* Instructions to follow
Copy each line from the data that has the word "title" in it.

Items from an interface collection
○ ○ ○ ○

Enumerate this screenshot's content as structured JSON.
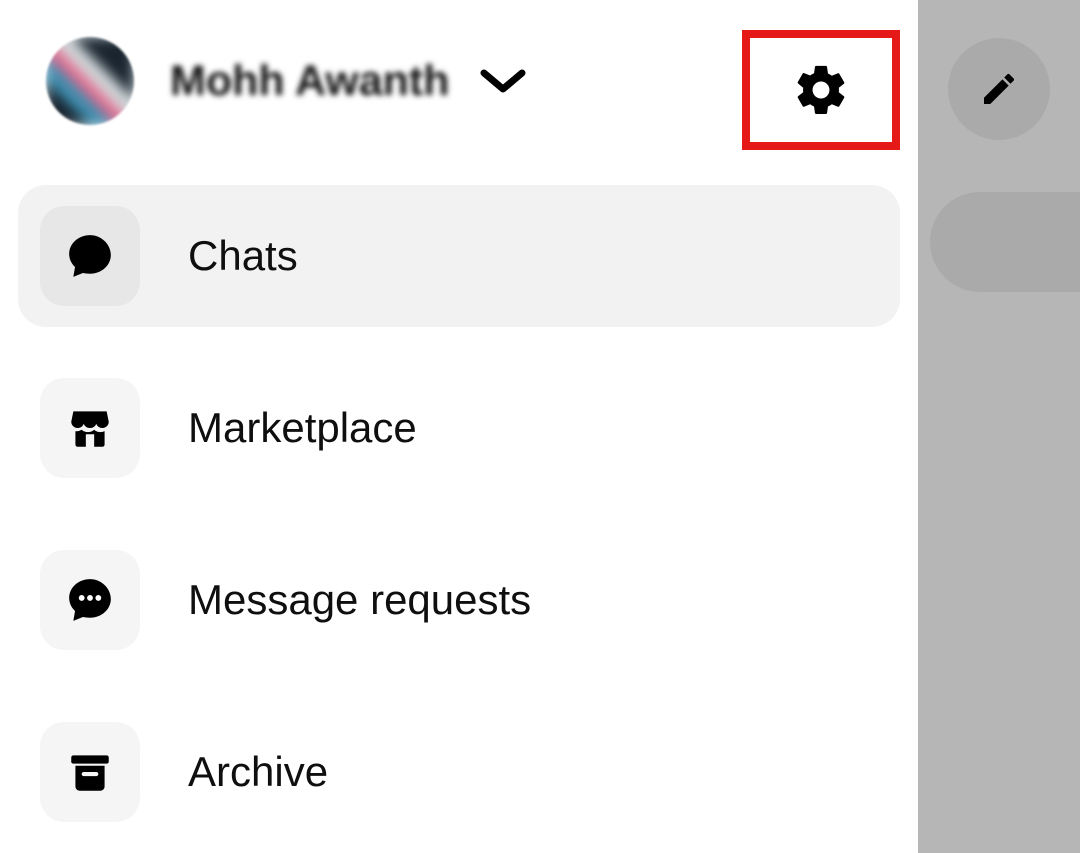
{
  "header": {
    "username": "Mohh Awanth",
    "settings_highlight": "#e61919"
  },
  "menu": {
    "items": [
      {
        "id": "chats",
        "label": "Chats",
        "active": true
      },
      {
        "id": "marketplace",
        "label": "Marketplace",
        "active": false
      },
      {
        "id": "message-requests",
        "label": "Message requests",
        "active": false
      },
      {
        "id": "archive",
        "label": "Archive",
        "active": false
      }
    ]
  }
}
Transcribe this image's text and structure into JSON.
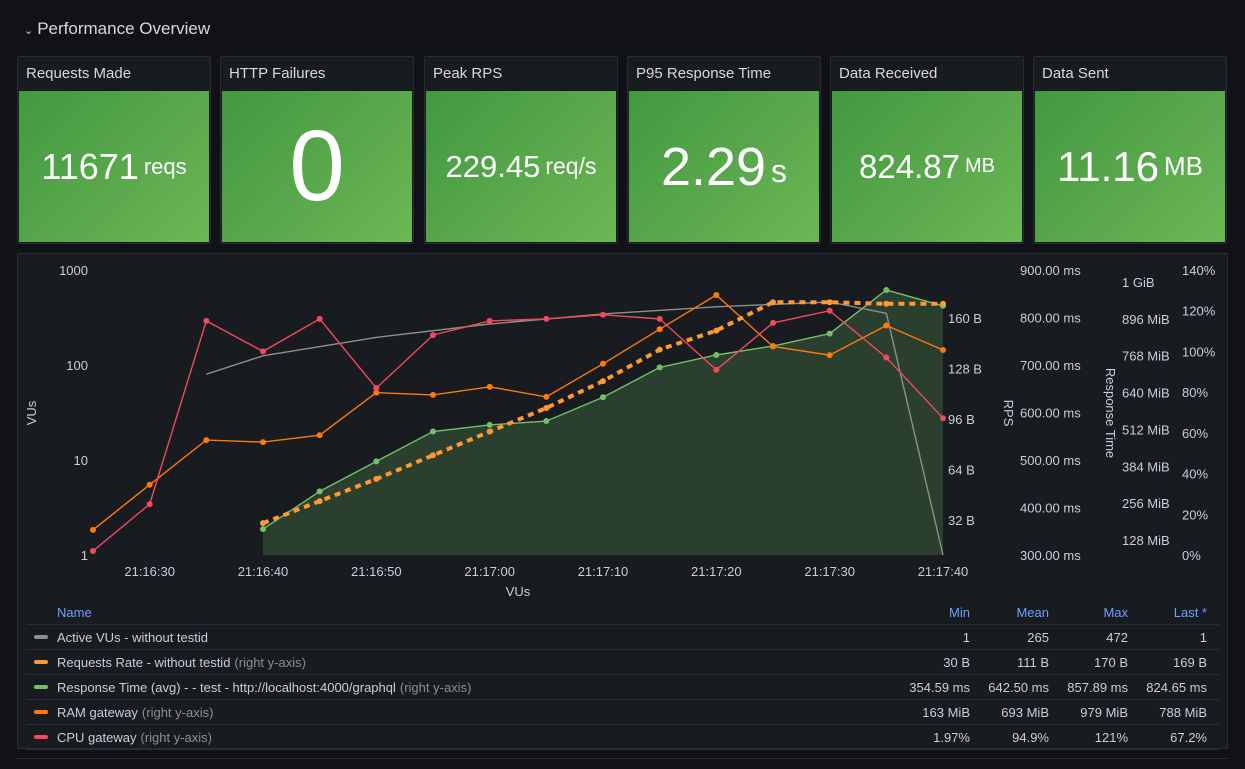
{
  "row": {
    "title": "Performance Overview",
    "chevron_icon": "chevron-down-icon"
  },
  "stats": [
    {
      "title": "Requests Made",
      "value": "11671",
      "unit": "reqs"
    },
    {
      "title": "HTTP Failures",
      "value": "0",
      "unit": ""
    },
    {
      "title": "Peak RPS",
      "value": "229.45",
      "unit": "req/s"
    },
    {
      "title": "P95 Response Time",
      "value": "2.29",
      "unit": "s"
    },
    {
      "title": "Data Received",
      "value": "824.87",
      "unit": "MB"
    },
    {
      "title": "Data Sent",
      "value": "11.16",
      "unit": "MB"
    }
  ],
  "colors": {
    "gray": "#8e8e8e",
    "orange": "#ff9830",
    "orange_dark": "#ff780a",
    "green": "#73bf69",
    "red": "#f2495c",
    "stat_green": "#56a64b",
    "legend_header": "#6e9fff"
  },
  "chart_data": {
    "type": "line",
    "xlabel": "VUs",
    "x_ticks": [
      "21:16:30",
      "21:16:40",
      "21:16:50",
      "21:17:00",
      "21:17:10",
      "21:17:20",
      "21:17:30",
      "21:17:40"
    ],
    "x_range_seconds": [
      -5,
      70
    ],
    "x_origin": "21:16:30",
    "axes": {
      "vus": {
        "label": "VUs",
        "scale": "log",
        "ticks": [
          "1",
          "10",
          "100",
          "1000"
        ],
        "range": [
          1,
          1000
        ]
      },
      "rps": {
        "label": "RPS",
        "ticks": [
          "32 B",
          "64 B",
          "96 B",
          "128 B",
          "160 B"
        ],
        "range": [
          0,
          180
        ]
      },
      "response_time": {
        "label": "Response Time",
        "ticks": [
          "300.00 ms",
          "400.00 ms",
          "500.00 ms",
          "600.00 ms",
          "700.00 ms",
          "800.00 ms",
          "900.00 ms"
        ],
        "range": [
          300,
          900
        ]
      },
      "ram": {
        "ticks": [
          "128 MiB",
          "256 MiB",
          "384 MiB",
          "512 MiB",
          "640 MiB",
          "768 MiB",
          "896 MiB",
          "1 GiB"
        ],
        "range": [
          0,
          1040
        ]
      },
      "cpu": {
        "ticks": [
          "0%",
          "20%",
          "40%",
          "60%",
          "80%",
          "100%",
          "120%",
          "140%"
        ],
        "range": [
          0,
          140
        ]
      }
    },
    "series": [
      {
        "name": "Active VUs - without testid",
        "axis": "vus",
        "color": "#8e8e8e",
        "points": false,
        "dashed": false,
        "x": [
          5,
          10,
          20,
          30,
          40,
          50,
          60,
          65,
          70
        ],
        "y": [
          80,
          125,
          195,
          270,
          345,
          410,
          460,
          350,
          1
        ]
      },
      {
        "name": "Requests Rate - without testid",
        "right_axis": true,
        "axis": "rps",
        "color": "#ff9830",
        "points": true,
        "dashed": true,
        "x": [
          10,
          15,
          20,
          25,
          30,
          35,
          40,
          45,
          50,
          55,
          60,
          65,
          70
        ],
        "y": [
          30,
          44,
          58,
          73,
          88,
          103,
          120,
          140,
          152,
          170,
          170,
          169,
          169
        ]
      },
      {
        "name": "Response Time (avg) - - test - http://localhost:4000/graphql",
        "right_axis": true,
        "axis": "response_time",
        "color": "#73bf69",
        "points": true,
        "dashed": false,
        "fill": true,
        "x": [
          10,
          15,
          20,
          25,
          30,
          35,
          40,
          45,
          50,
          55,
          60,
          65,
          70
        ],
        "y": [
          354.59,
          434,
          497,
          560,
          574,
          582,
          632,
          695,
          721,
          740,
          766,
          857.89,
          824.65
        ]
      },
      {
        "name": "RAM gateway",
        "right_axis": true,
        "axis": "ram",
        "color": "#ff780a",
        "points": true,
        "dashed": false,
        "x": [
          -5,
          0,
          5,
          10,
          15,
          20,
          25,
          30,
          35,
          40,
          45,
          50,
          55,
          60,
          65,
          70
        ],
        "y": [
          163,
          320,
          475,
          468,
          492,
          640,
          632,
          660,
          625,
          740,
          860,
          979,
          800,
          770,
          873,
          788
        ]
      },
      {
        "name": "CPU gateway",
        "right_axis": true,
        "axis": "cpu",
        "color": "#f2495c",
        "points": true,
        "dashed": false,
        "x": [
          -5,
          0,
          5,
          10,
          15,
          20,
          25,
          30,
          35,
          40,
          45,
          50,
          55,
          60,
          65,
          70
        ],
        "y": [
          1.97,
          25,
          115,
          100,
          116,
          82,
          108,
          115,
          116,
          118,
          116,
          91,
          114,
          120,
          97,
          67.2
        ]
      }
    ]
  },
  "legend": {
    "headers": {
      "name": "Name",
      "min": "Min",
      "mean": "Mean",
      "max": "Max",
      "last": "Last *"
    },
    "rows": [
      {
        "name": "Active VUs - without testid",
        "axis_note": "",
        "color": "#8e8e8e",
        "min": "1",
        "mean": "265",
        "max": "472",
        "last": "1"
      },
      {
        "name": "Requests Rate - without testid",
        "axis_note": "(right y-axis)",
        "color": "#ff9830",
        "min": "30 B",
        "mean": "111 B",
        "max": "170 B",
        "last": "169 B"
      },
      {
        "name": "Response Time (avg) - - test - http://localhost:4000/graphql",
        "axis_note": "(right y-axis)",
        "color": "#73bf69",
        "min": "354.59 ms",
        "mean": "642.50 ms",
        "max": "857.89 ms",
        "last": "824.65 ms"
      },
      {
        "name": "RAM gateway",
        "axis_note": "(right y-axis)",
        "color": "#ff780a",
        "min": "163 MiB",
        "mean": "693 MiB",
        "max": "979 MiB",
        "last": "788 MiB"
      },
      {
        "name": "CPU gateway",
        "axis_note": "(right y-axis)",
        "color": "#f2495c",
        "min": "1.97%",
        "mean": "94.9%",
        "max": "121%",
        "last": "67.2%"
      }
    ]
  }
}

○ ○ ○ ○

* Task answer
    "title": "Performance Overview",
      "title": "Requests Made",
      "title": "HTTP Failures",
      "title": "Peak RPS",
      "title": "P95 Response Time",
      "title": "Data Received",
      "title": "Data Sent",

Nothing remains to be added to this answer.